TASK REQUIREMENTS -
Locate every line in the records below that holds the word "title" and return each one.

ENTRIES SUPPLIED -
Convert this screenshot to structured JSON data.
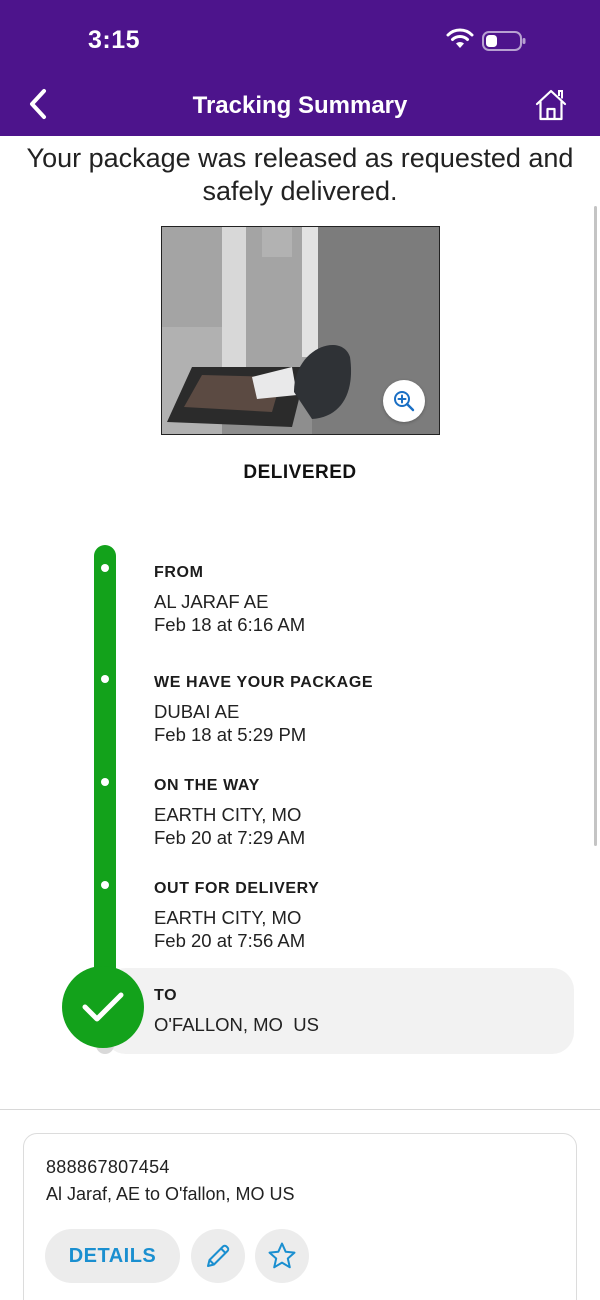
{
  "status_bar": {
    "time": "3:15"
  },
  "header": {
    "title": "Tracking Summary"
  },
  "message": "Your package was released as requested and safely delivered.",
  "delivery_status": "DELIVERED",
  "timeline": [
    {
      "title": "FROM",
      "location": "AL JARAF AE",
      "datetime": "Feb 18 at 6:16 AM"
    },
    {
      "title": "WE HAVE YOUR PACKAGE",
      "location": "DUBAI AE",
      "datetime": "Feb 18 at 5:29 PM"
    },
    {
      "title": "ON THE WAY",
      "location": "EARTH CITY, MO",
      "datetime": "Feb 20 at 7:29 AM"
    },
    {
      "title": "OUT FOR DELIVERY",
      "location": "EARTH CITY, MO",
      "datetime": "Feb 20 at 7:56 AM"
    },
    {
      "title": "TO",
      "location": "O'FALLON, MO  US"
    }
  ],
  "shipment_card": {
    "tracking_number": "888867807454",
    "route": "Al Jaraf, AE to O'fallon, MO US",
    "details_label": "DETAILS"
  },
  "colors": {
    "header_purple": "#4d148c",
    "timeline_green": "#13a21b",
    "link_blue": "#1a8fd0"
  },
  "icons": [
    "back-chevron-icon",
    "home-icon",
    "wifi-icon",
    "battery-icon",
    "zoom-in-icon",
    "checkmark-icon",
    "pencil-icon",
    "star-icon"
  ]
}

RESPONSE BOX -
    "title": "Tracking Summary"
      "title": "FROM",
      "title": "WE HAVE YOUR PACKAGE",
      "title": "ON THE WAY",
      "title": "OUT FOR DELIVERY",
      "title": "TO",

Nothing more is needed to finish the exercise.